When it comes to Michigan produce, it can sometimes feel like cherries, apples and blueberries get all the glory. But those three are just the tip of the grown-in-Michigan iceberg. There are, in fact, loads of other less obvious fruits and vegetables to be found here—especially this time of year. Here are three in-season fruits to help expand your taste buds (and keep you from getting too sad that summer is coming to an end):
Raspberries: These sweet, intensely-colored berries are hard not to love – and they happen to be super nutritious thanks to vitamin C and fiber. Raspberries are commonly thought of as a summer fruit, but they are harvested in Michigan through the end of September.
How to cook with them: You can use the berries to make raspberry vinaigrette, raspberry Brie grilled cheese, raspberry cheesecake with a chocolate crust or frozen yogurt pops. If you’re feeling adventurous, try combining raspberry and chipotle together –the spicy/sweet combination has a surprisingly amazing taste.
Eggplant: If all you know about eggplant is that it tastes good fried and covered in parmesan cheese, you’re in for a surprise. Eggplants actually come in a variety of colors and shapes and make for a great entrée or side dish. They’re high in fiber, iron and potassium. In Michigan, eggplants are in season from July to late October, so stop by your local farmer’s market this weekend and grab a couple.
How to cook with them: Use your eggplant to make a tasty grilled salad this weekend. If you’re looking for something more unique, try Pad Ma Kuer (ground chicken with eggplant and Thai basil). Eggplant can also be a sneaky ingredient in desserts, like this chocolate eggplant torte.
Plums: Certain plum varieties ripen at the end of summer through mid-September. In addition to being tasty, plums are high in potassium, fiber and antioxidants, and contain lower amounts of sugar than other fruits.
How to cook with them: Plums are a great accent flavor for fish and pork If you’re looking for a yummy dessert that also happens to be healthy, try grilling or roasting plums and topping them with honey and rosemary. You can even add a scoop of vanilla frozen yogurt to finish it off.
These underdogs are sure to get your outside of the normal fall flavors and add a little oomph to your culinary skills. Give a couple of these recipes a shot!
Check out these posts for more Michigan produce:
- The Month-by-Month Guide for When to Eat Michigan Produce
- Easy lunch ideas for kids using Michigan’s in-season produce
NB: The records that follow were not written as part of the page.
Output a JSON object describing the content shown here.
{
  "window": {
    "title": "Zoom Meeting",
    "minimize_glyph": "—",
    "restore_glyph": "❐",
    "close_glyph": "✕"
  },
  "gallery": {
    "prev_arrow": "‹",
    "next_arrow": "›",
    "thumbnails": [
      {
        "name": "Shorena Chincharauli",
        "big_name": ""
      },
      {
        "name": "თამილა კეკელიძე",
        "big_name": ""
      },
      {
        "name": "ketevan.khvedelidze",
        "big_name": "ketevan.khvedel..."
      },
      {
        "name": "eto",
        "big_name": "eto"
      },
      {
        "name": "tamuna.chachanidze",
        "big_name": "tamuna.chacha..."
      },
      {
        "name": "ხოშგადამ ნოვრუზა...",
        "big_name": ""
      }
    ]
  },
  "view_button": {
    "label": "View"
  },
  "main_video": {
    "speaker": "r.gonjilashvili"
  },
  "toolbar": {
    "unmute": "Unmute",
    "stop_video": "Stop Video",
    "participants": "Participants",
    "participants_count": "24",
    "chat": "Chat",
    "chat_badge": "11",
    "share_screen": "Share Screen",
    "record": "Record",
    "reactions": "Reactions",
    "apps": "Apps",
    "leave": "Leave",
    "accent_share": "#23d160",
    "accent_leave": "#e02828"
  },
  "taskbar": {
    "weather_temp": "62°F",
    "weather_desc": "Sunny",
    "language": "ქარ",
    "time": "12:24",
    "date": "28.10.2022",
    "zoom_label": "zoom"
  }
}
- Using fresh, red produce is healthier than you might realize!
Photo credit: Pxhere
Our mission is to help everyone in Michigan get healthier from the inside out. This means everything from giving you resources to help you make better decisions about diet and exercise, as well as information on creating and sustaining nurturing communities and successful businesses — everything you need to help create a healthier Michigan.